November 18, 2009
Recycled HPC system to be used to develop sustainable power consumption
ATLANTA, Nov. 18 -- The biggest challenge in computing today, some experts say, is not processing power, but power consumption. In 2007, the Environmental Protection Agency forecasted that as of 2011, datacenters will be responsible for two percent of all power consumption in the U.S., and some predictions foresee those levels rising to almost 6 percent by 2020. Finally, there are numerous anecdotes about power demands caused by datacenters, including partial brownouts when supercomputers are switched on and new datacenters having to be moved to where cheap hydro-power is available, such as the Columbia River Gorge.
Clearly, power consumption is not only an environmental concern, but also a productivity and security issue. If high-performance computing (HPC) centers are going to be able to run larger simulations and process more and more data, they must find a way to decrease their facilities' drain on the power grid.
To help understand and reduce power consumption, the Georgia Institute of Technology has launched Green IT. The effort considers power consumption across the entire "energy stack," ranging from the power consumed by modern multicore platforms, to the board and rack levels, to the entire datacenter. Corralling expertise from Georgia Tech's College of Computing, College of Engineering and Office of Information Technology, the consortium is a multidisciplinary effort that looks at how to build large-scale systems that use less power. The goal is to better understand where and how power is used, and to make it possible to coordinate power usage across different datacenter components, such as the cooling and the IT infrastructure.
"With experts from computer science looking at systems management, cloud computing and virtualization, and electrical engineers investigating chip design along with mechanical engineers working on cooling technologies, Georgia Tech is in a great position to help solve the power consumption problem," said Karsten Schwan, a professor in Georgia Tech's College of Computing.
Often, research efforts like these must use simulated machines, with heaters substituting for computers; but the Green IT group will be using a large-scale commodity system, a 1,000-node IBM BladeCenter, to conduct its investigations. The system was previously used by the Center for the Study of Systems Biology.
"Rather than junking the old machine, Georgia Tech decided that we could recycle it and use it for energy-efficient IT research along with a host of other uses," said Schwan.

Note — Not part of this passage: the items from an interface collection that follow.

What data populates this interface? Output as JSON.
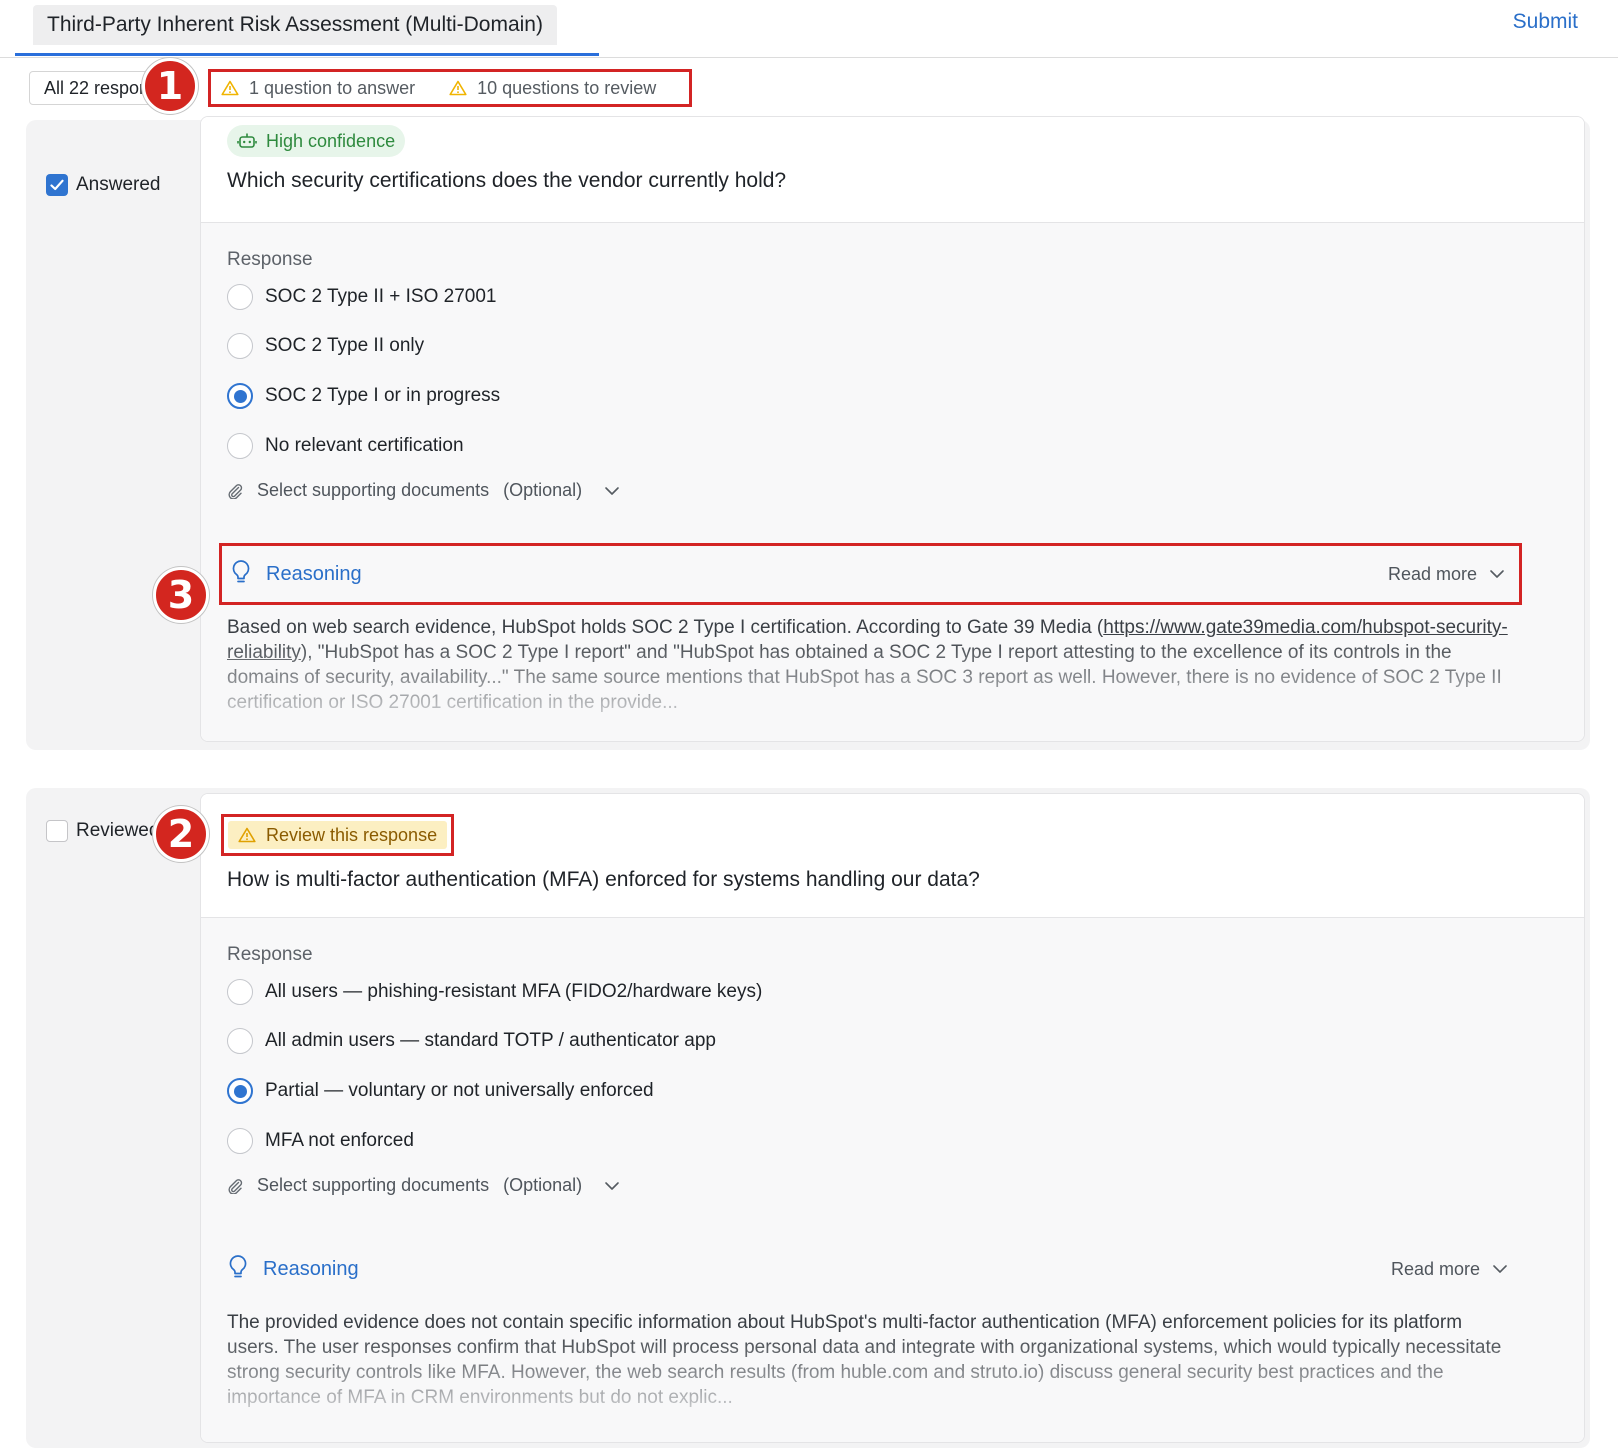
{
  "header": {
    "tab_title": "Third-Party Inherent Risk Assessment (Multi-Domain)",
    "submit_label": "Submit"
  },
  "filter": {
    "selected": "All 22 responses"
  },
  "status": {
    "to_answer": "1 question to answer",
    "to_review": "10 questions to review"
  },
  "badges": [
    "1",
    "2",
    "3"
  ],
  "colors": {
    "accent": "#2f74d0",
    "highlight_red": "#d32424",
    "warning": "#f0b400",
    "success": "#2e8a3e"
  },
  "questions": [
    {
      "side_status": "Answered",
      "side_checked": true,
      "tag": "High confidence",
      "tag_icon": "robot-icon",
      "question": "Which security certifications does the vendor currently hold?",
      "response_label": "Response",
      "options": [
        "SOC 2 Type II + ISO 27001",
        "SOC 2 Type II only",
        "SOC 2 Type I or in progress",
        "No relevant certification"
      ],
      "selected_index": 2,
      "docs_label": "Select supporting documents",
      "docs_optional": "(Optional)",
      "reasoning_title": "Reasoning",
      "read_more": "Read more",
      "reasoning_before": "Based on web search evidence, HubSpot holds SOC 2 Type I certification. According to Gate 39 Media (",
      "reasoning_link": "https://www.gate39media.com/hubspot-security-reliability",
      "reasoning_after": "), \"HubSpot has a SOC 2 Type I report\" and \"HubSpot has obtained a SOC 2 Type I report attesting to the excellence of its controls in the domains of security, availability...\" The same source mentions that HubSpot has a SOC 3 report as well. However, there is no evidence of SOC 2 Type II certification or ISO 27001 certification in the provide..."
    },
    {
      "side_status": "Reviewed",
      "side_checked": false,
      "tag": "Review this response",
      "tag_icon": "warning-icon",
      "question": "How is multi-factor authentication (MFA) enforced for systems handling our data?",
      "response_label": "Response",
      "options": [
        "All users — phishing-resistant MFA (FIDO2/hardware keys)",
        "All admin users — standard TOTP / authenticator app",
        "Partial — voluntary or not universally enforced",
        "MFA not enforced"
      ],
      "selected_index": 2,
      "docs_label": "Select supporting documents",
      "docs_optional": "(Optional)",
      "reasoning_title": "Reasoning",
      "read_more": "Read more",
      "reasoning_text": "The provided evidence does not contain specific information about HubSpot's multi-factor authentication (MFA) enforcement policies for its platform users. The user responses confirm that HubSpot will process personal data and integrate with organizational systems, which would typically necessitate strong security controls like MFA. However, the web search results (from huble.com and struto.io) discuss general security best practices and the importance of MFA in CRM environments but do not explic..."
    }
  ]
}
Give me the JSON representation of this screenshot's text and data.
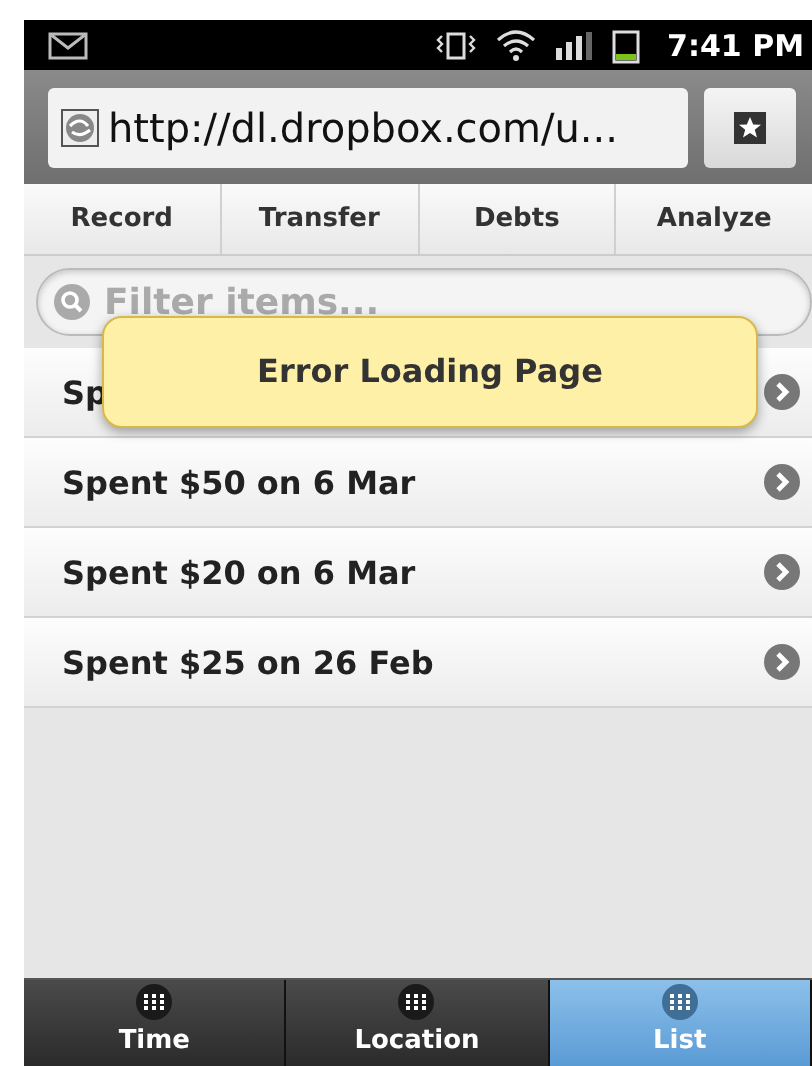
{
  "status_bar": {
    "time": "7:41 PM"
  },
  "browser": {
    "url": "http://dl.dropbox.com/u..."
  },
  "nav_tabs": [
    {
      "label": "Record"
    },
    {
      "label": "Transfer"
    },
    {
      "label": "Debts"
    },
    {
      "label": "Analyze"
    }
  ],
  "filter": {
    "placeholder": "Filter items..."
  },
  "items": [
    {
      "label": "Sp"
    },
    {
      "label": "Spent $50 on 6 Mar"
    },
    {
      "label": "Spent $20 on 6 Mar"
    },
    {
      "label": "Spent $25 on 26 Feb"
    }
  ],
  "toast": {
    "message": "Error Loading Page"
  },
  "bottom_tabs": [
    {
      "label": "Time",
      "selected": false
    },
    {
      "label": "Location",
      "selected": false
    },
    {
      "label": "List",
      "selected": true
    }
  ]
}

The GreenIT effort is led by Sudhakar Yalamanchili in Electrical and Computer Engineering and includes the following faculty members: Ada Gavrilovska, Ron Hutchins, Yogendra Joshi, Hyesoon Kim, Hsien-Hsin Lee, Saibal Mukhopadhyay, Santosh Pande, Calton Pu, Karsten Schwan, Madhavan Swaminathan, Yorai Wardi, Marilyn Wolf and Jun Xu.
This week, Georgia Tech is showcasing research activities in high-performance computing and the computational sciences at SC09. The conference takes place at the Oregon Convention Center in Portland, Ore., Nov. 14-20. Researchers and staff will be on hand at booth 132 to demonstrate and discuss Georgia Tech's latest research and activities in the field.
About the Georgia Institute of Technology
The Georgia Institute of Technology is one of the nation's premier research universities. Ranked seventh among U.S. News & World Report's top public universities, Georgia Tech's more than 20,000 students are enrolled in its Colleges of Architecture, Computing, Engineering, Liberal Arts, Management and Sciences. Tech is among the nation's top producers of women and African-American engineers. The Institute offers research opportunities to both undergraduate and graduate students and is home to more than 100 interdisciplinary units plus the Georgia Tech Research Institute.
Source: Georgia Institute of Technology
10/30/2013 | Cray, DDN, Mellanox, NetApp, ScaleMP, Supermicro, Xyratex | Creating data is easy… the challenge is getting it to the right place to make use of it. This paper discusses fresh solutions that can directly increase I/O efficiency, and the applications of these solutions to current, and new technology infrastructures.
10/01/2013 | IBM | A new trend is developing in the HPC space that is also affecting enterprise computing productivity with the arrival of “ultra-dense” hyper-scale servers.
Ken Claffey, SVP and General Manager at Xyratex, presents ClusterStor at the Vendor Showdown at ISC13 in Leipzig, Germany.
Join HPCwire Editor Nicole Hemsoth and Dr. David Bader from Georgia Tech as they take center stage on opening night at Atlanta's first Big Data Kick Off Week, filmed in front of a live audience. Nicole and David look at the evolution of HPC, today's big data challenges, discuss real world solutions, and reveal their predictions. Exactly what does the future holds for HPC?